• _DATA IN THIS EXERCISE_:
◆ ◆ ◆ ◆

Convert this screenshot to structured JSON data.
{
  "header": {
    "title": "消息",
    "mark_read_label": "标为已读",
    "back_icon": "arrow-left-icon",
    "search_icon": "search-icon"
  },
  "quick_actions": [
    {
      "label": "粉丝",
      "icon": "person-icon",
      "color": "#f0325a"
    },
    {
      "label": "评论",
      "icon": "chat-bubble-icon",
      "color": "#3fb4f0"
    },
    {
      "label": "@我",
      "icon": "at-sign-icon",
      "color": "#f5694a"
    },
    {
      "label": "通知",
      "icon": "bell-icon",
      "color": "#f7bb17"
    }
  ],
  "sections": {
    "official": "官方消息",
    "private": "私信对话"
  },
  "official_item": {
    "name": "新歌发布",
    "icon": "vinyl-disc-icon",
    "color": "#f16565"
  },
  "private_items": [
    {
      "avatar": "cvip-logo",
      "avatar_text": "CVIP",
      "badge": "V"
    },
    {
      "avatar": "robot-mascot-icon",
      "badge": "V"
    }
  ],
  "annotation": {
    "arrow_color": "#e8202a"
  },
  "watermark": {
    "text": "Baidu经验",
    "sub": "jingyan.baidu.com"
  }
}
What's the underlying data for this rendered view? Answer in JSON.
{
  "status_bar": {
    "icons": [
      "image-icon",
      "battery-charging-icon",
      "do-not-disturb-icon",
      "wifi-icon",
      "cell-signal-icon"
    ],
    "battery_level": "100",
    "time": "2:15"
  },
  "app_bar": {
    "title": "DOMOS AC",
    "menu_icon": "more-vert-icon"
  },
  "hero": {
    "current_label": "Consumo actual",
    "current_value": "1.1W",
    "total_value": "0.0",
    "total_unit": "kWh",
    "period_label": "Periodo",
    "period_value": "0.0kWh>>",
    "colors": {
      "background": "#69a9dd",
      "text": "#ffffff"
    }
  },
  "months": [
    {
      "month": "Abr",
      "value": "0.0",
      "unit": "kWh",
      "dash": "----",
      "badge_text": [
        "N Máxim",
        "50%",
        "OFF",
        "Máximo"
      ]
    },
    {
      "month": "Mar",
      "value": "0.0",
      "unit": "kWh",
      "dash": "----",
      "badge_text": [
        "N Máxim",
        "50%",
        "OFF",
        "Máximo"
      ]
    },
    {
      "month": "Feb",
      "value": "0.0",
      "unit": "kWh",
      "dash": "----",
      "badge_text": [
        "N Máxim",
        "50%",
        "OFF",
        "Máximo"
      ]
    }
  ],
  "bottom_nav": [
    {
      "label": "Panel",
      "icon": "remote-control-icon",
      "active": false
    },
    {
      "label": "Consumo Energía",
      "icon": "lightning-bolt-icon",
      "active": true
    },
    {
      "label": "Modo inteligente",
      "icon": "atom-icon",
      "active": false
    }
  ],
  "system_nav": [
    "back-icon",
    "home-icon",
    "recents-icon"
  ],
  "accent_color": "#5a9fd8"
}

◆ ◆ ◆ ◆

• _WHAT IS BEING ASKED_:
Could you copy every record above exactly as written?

• _EXERCISE OUTPUT_:
Convert this screenshot to structured JSON data.
{
  "header": {
    "title": "消息",
    "mark_read_label": "标为已读",
    "back_icon": "arrow-left-icon",
    "search_icon": "search-icon"
  },
  "quick_actions": [
    {
      "label": "粉丝",
      "icon": "person-icon",
      "color": "#f0325a"
    },
    {
      "label": "评论",
      "icon": "chat-bubble-icon",
      "color": "#3fb4f0"
    },
    {
      "label": "@我",
      "icon": "at-sign-icon",
      "color": "#f5694a"
    },
    {
      "label": "通知",
      "icon": "bell-icon",
      "color": "#f7bb17"
    }
  ],
  "sections": {
    "official": "官方消息",
    "private": "私信对话"
  },
  "official_item": {
    "name": "新歌发布",
    "icon": "vinyl-disc-icon",
    "color": "#f16565"
  },
  "private_items": [
    {
      "avatar": "cvip-logo",
      "avatar_text": "CVIP",
      "badge": "V"
    },
    {
      "avatar": "robot-mascot-icon",
      "badge": "V"
    }
  ],
  "annotation": {
    "arrow_color": "#e8202a"
  },
  "watermark": {
    "text": "Baidu经验",
    "sub": "jingyan.baidu.com"
  }
}
What's the underlying data for this rendered view? Answer in JSON.
{
  "status_bar": {
    "icons": [
      "image-icon",
      "battery-charging-icon",
      "do-not-disturb-icon",
      "wifi-icon",
      "cell-signal-icon"
    ],
    "battery_level": "100",
    "time": "2:15"
  },
  "app_bar": {
    "title": "DOMOS AC",
    "menu_icon": "more-vert-icon"
  },
  "hero": {
    "current_label": "Consumo actual",
    "current_value": "1.1W",
    "total_value": "0.0",
    "total_unit": "kWh",
    "period_label": "Periodo",
    "period_value": "0.0kWh>>",
    "colors": {
      "background": "#69a9dd",
      "text": "#ffffff"
    }
  },
  "months": [
    {
      "month": "Abr",
      "value": "0.0",
      "unit": "kWh",
      "dash": "----",
      "badge_text": [
        "N Máxim",
        "50%",
        "OFF",
        "Máximo"
      ]
    },
    {
      "month": "Mar",
      "value": "0.0",
      "unit": "kWh",
      "dash": "----",
      "badge_text": [
        "N Máxim",
        "50%",
        "OFF",
        "Máximo"
      ]
    },
    {
      "month": "Feb",
      "value": "0.0",
      "unit": "kWh",
      "dash": "----",
      "badge_text": [
        "N Máxim",
        "50%",
        "OFF",
        "Máximo"
      ]
    }
  ],
  "bottom_nav": [
    {
      "label": "Panel",
      "icon": "remote-control-icon",
      "active": false
    },
    {
      "label": "Consumo Energía",
      "icon": "lightning-bolt-icon",
      "active": true
    },
    {
      "label": "Modo inteligente",
      "icon": "atom-icon",
      "active": false
    }
  ],
  "system_nav": [
    "back-icon",
    "home-icon",
    "recents-icon"
  ],
  "accent_color": "#5a9fd8"
}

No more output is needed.